* **Exercise**:
Could you set down every record below exactly as it appears?

Page and application data records:

**********

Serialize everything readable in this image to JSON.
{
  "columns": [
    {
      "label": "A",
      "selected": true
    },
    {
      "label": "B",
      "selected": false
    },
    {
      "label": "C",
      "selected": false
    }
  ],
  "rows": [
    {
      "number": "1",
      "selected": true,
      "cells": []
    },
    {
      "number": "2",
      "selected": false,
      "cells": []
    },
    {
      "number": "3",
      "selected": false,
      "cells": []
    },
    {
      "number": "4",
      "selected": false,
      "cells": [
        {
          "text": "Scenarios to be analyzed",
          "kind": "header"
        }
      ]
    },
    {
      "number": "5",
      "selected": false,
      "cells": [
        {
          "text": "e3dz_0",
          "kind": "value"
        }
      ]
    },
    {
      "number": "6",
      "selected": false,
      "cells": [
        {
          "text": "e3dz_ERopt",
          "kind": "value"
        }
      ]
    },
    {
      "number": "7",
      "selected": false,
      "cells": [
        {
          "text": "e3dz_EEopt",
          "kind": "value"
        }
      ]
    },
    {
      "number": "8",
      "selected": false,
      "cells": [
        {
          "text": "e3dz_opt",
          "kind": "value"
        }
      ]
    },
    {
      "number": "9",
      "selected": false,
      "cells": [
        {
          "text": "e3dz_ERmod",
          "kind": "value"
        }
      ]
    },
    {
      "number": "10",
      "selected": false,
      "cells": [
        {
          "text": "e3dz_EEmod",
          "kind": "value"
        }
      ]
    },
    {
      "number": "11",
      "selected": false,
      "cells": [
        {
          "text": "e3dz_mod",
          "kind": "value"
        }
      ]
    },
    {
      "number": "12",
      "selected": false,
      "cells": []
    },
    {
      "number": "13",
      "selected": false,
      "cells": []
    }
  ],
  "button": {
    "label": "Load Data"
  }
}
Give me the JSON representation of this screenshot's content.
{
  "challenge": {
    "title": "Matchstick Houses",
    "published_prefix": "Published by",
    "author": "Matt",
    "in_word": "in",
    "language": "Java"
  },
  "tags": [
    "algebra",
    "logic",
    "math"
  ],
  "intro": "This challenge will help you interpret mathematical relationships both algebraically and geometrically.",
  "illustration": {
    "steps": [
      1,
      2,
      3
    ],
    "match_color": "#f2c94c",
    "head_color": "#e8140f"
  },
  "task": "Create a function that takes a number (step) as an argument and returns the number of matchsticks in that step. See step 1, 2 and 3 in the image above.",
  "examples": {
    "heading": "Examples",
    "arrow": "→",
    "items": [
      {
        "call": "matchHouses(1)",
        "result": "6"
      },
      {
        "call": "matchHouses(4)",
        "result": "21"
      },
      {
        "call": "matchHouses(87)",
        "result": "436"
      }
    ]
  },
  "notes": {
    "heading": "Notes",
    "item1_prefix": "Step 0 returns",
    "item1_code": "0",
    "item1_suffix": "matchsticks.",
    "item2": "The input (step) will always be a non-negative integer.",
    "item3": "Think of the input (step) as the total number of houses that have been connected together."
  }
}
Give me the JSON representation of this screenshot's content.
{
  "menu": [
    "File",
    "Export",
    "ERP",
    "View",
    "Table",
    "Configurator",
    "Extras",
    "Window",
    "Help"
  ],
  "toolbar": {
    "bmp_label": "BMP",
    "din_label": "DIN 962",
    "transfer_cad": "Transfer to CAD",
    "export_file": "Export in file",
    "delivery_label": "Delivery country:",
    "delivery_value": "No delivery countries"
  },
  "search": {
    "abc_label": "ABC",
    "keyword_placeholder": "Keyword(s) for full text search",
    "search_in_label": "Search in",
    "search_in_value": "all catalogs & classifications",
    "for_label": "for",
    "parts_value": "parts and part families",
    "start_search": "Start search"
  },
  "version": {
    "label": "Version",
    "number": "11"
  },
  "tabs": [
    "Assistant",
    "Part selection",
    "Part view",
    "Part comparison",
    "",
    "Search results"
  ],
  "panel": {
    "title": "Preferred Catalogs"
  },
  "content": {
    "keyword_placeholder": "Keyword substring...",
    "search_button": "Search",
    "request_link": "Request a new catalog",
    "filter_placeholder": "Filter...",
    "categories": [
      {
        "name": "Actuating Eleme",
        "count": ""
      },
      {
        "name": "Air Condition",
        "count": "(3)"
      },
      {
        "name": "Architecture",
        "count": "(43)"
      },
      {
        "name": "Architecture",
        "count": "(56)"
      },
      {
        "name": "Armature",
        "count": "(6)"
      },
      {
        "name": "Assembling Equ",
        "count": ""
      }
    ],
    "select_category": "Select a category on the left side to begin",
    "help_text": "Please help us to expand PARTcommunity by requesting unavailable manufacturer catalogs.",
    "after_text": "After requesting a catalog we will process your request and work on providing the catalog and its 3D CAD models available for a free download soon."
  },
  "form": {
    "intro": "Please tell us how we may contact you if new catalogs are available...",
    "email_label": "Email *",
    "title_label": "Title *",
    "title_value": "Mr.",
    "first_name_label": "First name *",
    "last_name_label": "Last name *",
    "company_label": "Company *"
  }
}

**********

* **Output for this exercise**:
Serialize everything readable in this image to JSON.
{
  "columns": [
    {
      "label": "A",
      "selected": true
    },
    {
      "label": "B",
      "selected": false
    },
    {
      "label": "C",
      "selected": false
    }
  ],
  "rows": [
    {
      "number": "1",
      "selected": true,
      "cells": []
    },
    {
      "number": "2",
      "selected": false,
      "cells": []
    },
    {
      "number": "3",
      "selected": false,
      "cells": []
    },
    {
      "number": "4",
      "selected": false,
      "cells": [
        {
          "text": "Scenarios to be analyzed",
          "kind": "header"
        }
      ]
    },
    {
      "number": "5",
      "selected": false,
      "cells": [
        {
          "text": "e3dz_0",
          "kind": "value"
        }
      ]
    },
    {
      "number": "6",
      "selected": false,
      "cells": [
        {
          "text": "e3dz_ERopt",
          "kind": "value"
        }
      ]
    },
    {
      "number": "7",
      "selected": false,
      "cells": [
        {
          "text": "e3dz_EEopt",
          "kind": "value"
        }
      ]
    },
    {
      "number": "8",
      "selected": false,
      "cells": [
        {
          "text": "e3dz_opt",
          "kind": "value"
        }
      ]
    },
    {
      "number": "9",
      "selected": false,
      "cells": [
        {
          "text": "e3dz_ERmod",
          "kind": "value"
        }
      ]
    },
    {
      "number": "10",
      "selected": false,
      "cells": [
        {
          "text": "e3dz_EEmod",
          "kind": "value"
        }
      ]
    },
    {
      "number": "11",
      "selected": false,
      "cells": [
        {
          "text": "e3dz_mod",
          "kind": "value"
        }
      ]
    },
    {
      "number": "12",
      "selected": false,
      "cells": []
    },
    {
      "number": "13",
      "selected": false,
      "cells": []
    }
  ],
  "button": {
    "label": "Load Data"
  }
}
Give me the JSON representation of this screenshot's content.
{
  "challenge": {
    "title": "Matchstick Houses",
    "published_prefix": "Published by",
    "author": "Matt",
    "in_word": "in",
    "language": "Java"
  },
  "tags": [
    "algebra",
    "logic",
    "math"
  ],
  "intro": "This challenge will help you interpret mathematical relationships both algebraically and geometrically.",
  "illustration": {
    "steps": [
      1,
      2,
      3
    ],
    "match_color": "#f2c94c",
    "head_color": "#e8140f"
  },
  "task": "Create a function that takes a number (step) as an argument and returns the number of matchsticks in that step. See step 1, 2 and 3 in the image above.",
  "examples": {
    "heading": "Examples",
    "arrow": "→",
    "items": [
      {
        "call": "matchHouses(1)",
        "result": "6"
      },
      {
        "call": "matchHouses(4)",
        "result": "21"
      },
      {
        "call": "matchHouses(87)",
        "result": "436"
      }
    ]
  },
  "notes": {
    "heading": "Notes",
    "item1_prefix": "Step 0 returns",
    "item1_code": "0",
    "item1_suffix": "matchsticks.",
    "item2": "The input (step) will always be a non-negative integer.",
    "item3": "Think of the input (step) as the total number of houses that have been connected together."
  }
}
Give me the JSON representation of this screenshot's content.
{
  "menu": [
    "File",
    "Export",
    "ERP",
    "View",
    "Table",
    "Configurator",
    "Extras",
    "Window",
    "Help"
  ],
  "toolbar": {
    "bmp_label": "BMP",
    "din_label": "DIN 962",
    "transfer_cad": "Transfer to CAD",
    "export_file": "Export in file",
    "delivery_label": "Delivery country:",
    "delivery_value": "No delivery countries"
  },
  "search": {
    "abc_label": "ABC",
    "keyword_placeholder": "Keyword(s) for full text search",
    "search_in_label": "Search in",
    "search_in_value": "all catalogs & classifications",
    "for_label": "for",
    "parts_value": "parts and part families",
    "start_search": "Start search"
  },
  "version": {
    "label": "Version",
    "number": "11"
  },
  "tabs": [
    "Assistant",
    "Part selection",
    "Part view",
    "Part comparison",
    "",
    "Search results"
  ],
  "panel": {
    "title": "Preferred Catalogs"
  },
  "content": {
    "keyword_placeholder": "Keyword substring...",
    "search_button": "Search",
    "request_link": "Request a new catalog",
    "filter_placeholder": "Filter...",
    "categories": [
      {
        "name": "Actuating Eleme",
        "count": ""
      },
      {
        "name": "Air Condition",
        "count": "(3)"
      },
      {
        "name": "Architecture",
        "count": "(43)"
      },
      {
        "name": "Architecture",
        "count": "(56)"
      },
      {
        "name": "Armature",
        "count": "(6)"
      },
      {
        "name": "Assembling Equ",
        "count": ""
      }
    ],
    "select_category": "Select a category on the left side to begin",
    "help_text": "Please help us to expand PARTcommunity by requesting unavailable manufacturer catalogs.",
    "after_text": "After requesting a catalog we will process your request and work on providing the catalog and its 3D CAD models available for a free download soon."
  },
  "form": {
    "intro": "Please tell us how we may contact you if new catalogs are available...",
    "email_label": "Email *",
    "title_label": "Title *",
    "title_value": "Mr.",
    "first_name_label": "First name *",
    "last_name_label": "Last name *",
    "company_label": "Company *"
  }
}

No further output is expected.